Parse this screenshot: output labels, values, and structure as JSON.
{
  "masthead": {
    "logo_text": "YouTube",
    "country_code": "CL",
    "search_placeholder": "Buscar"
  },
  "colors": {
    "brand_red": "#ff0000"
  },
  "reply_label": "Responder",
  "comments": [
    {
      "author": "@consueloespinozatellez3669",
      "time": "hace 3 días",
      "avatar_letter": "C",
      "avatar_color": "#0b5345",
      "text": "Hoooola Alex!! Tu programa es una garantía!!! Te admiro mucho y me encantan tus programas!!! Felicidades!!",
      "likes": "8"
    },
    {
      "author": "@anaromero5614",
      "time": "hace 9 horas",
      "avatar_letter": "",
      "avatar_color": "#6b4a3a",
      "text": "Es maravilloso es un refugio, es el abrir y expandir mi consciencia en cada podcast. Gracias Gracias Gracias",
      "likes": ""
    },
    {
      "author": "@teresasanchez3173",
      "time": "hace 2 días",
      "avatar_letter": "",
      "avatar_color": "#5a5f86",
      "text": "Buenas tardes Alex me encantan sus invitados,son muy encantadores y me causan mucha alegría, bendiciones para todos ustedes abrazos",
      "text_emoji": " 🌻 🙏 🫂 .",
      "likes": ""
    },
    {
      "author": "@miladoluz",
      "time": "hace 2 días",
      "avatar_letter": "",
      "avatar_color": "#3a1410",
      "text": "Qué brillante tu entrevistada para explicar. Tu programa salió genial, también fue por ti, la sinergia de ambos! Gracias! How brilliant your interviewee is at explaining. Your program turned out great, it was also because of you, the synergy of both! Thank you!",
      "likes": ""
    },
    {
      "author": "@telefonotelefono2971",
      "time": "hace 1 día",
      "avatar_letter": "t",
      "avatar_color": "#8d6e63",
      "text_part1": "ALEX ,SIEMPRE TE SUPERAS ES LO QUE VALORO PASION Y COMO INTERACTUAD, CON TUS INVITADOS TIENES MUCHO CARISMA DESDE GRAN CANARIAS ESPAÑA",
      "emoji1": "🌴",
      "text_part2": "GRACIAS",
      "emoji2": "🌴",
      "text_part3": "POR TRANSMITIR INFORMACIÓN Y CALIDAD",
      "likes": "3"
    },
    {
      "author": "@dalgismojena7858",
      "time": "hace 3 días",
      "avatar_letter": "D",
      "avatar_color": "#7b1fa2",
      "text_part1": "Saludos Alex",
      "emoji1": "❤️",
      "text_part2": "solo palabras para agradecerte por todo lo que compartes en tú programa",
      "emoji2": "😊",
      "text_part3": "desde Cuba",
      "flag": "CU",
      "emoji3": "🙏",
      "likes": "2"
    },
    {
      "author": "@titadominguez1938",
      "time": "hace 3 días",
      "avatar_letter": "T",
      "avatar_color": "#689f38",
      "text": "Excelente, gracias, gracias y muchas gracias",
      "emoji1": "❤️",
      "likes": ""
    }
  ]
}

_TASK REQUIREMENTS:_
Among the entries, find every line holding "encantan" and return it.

_REPLY TO THE TASK:_
      "text": "Hoooola Alex!! Tu programa es una garantía!!! Te admiro mucho y me encantan tus programas!!! Felicidades!!",
      "text": "Buenas tardes Alex me encantan sus invitados,son muy encantadores y me causan mucha alegría, bendiciones para todos ustedes abrazos",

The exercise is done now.